## Exercise details
Give the number of lines below that contain the string "зарахування", and no other text.

#### The input ####

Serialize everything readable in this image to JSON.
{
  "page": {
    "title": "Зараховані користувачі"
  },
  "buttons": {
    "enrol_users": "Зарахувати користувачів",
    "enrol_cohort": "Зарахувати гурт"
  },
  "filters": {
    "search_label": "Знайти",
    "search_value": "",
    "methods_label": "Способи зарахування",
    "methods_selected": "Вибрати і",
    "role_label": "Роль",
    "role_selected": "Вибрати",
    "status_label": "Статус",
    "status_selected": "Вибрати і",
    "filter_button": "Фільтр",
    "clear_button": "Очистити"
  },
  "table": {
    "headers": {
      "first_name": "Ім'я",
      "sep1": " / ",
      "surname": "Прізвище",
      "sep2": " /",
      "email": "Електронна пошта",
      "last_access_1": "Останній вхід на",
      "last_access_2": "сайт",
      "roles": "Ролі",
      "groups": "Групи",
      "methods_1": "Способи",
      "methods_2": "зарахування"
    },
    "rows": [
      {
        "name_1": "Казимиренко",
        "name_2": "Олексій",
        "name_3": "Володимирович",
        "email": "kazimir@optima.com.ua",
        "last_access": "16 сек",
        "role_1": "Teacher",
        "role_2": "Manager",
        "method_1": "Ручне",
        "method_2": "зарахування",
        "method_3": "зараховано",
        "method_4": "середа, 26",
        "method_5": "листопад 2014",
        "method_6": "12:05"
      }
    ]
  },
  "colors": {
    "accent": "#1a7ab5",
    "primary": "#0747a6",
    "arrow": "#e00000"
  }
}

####

## Exercise answer
3